◆ Website and app data records

╔══

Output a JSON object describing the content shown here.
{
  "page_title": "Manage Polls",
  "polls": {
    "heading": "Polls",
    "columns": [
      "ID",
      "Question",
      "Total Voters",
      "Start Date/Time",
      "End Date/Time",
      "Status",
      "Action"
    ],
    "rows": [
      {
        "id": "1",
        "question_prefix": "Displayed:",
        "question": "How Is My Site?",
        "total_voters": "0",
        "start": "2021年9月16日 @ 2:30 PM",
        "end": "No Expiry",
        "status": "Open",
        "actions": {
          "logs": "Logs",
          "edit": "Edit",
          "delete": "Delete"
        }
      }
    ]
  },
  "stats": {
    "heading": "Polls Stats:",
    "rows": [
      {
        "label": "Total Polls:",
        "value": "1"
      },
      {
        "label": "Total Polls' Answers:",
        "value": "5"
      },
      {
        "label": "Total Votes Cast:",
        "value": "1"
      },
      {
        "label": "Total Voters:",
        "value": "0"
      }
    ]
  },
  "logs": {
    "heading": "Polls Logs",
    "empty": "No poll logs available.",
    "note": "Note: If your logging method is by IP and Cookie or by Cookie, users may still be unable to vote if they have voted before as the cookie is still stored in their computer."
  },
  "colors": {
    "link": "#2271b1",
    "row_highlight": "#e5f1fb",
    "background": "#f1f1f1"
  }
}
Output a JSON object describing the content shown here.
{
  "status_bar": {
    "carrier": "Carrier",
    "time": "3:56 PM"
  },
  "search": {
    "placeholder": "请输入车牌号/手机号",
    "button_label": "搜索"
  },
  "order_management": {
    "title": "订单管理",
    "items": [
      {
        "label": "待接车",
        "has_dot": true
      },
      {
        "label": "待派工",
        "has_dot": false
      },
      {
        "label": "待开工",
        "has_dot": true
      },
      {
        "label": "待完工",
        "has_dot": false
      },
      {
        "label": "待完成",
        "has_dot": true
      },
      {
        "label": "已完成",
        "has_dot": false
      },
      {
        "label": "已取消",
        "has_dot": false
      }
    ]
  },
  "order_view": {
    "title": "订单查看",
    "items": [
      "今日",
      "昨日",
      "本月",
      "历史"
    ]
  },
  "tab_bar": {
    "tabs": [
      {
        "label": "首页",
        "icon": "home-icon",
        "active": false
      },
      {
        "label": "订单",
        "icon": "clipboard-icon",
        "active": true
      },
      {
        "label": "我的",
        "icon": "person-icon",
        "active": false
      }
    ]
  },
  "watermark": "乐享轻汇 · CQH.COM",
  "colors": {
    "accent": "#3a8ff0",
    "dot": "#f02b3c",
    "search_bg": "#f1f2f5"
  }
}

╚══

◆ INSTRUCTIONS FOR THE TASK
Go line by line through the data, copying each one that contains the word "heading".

◆ TASK OUTPUT
    "heading": "Polls",
    "heading": "Polls Stats:",
    "heading": "Polls Logs",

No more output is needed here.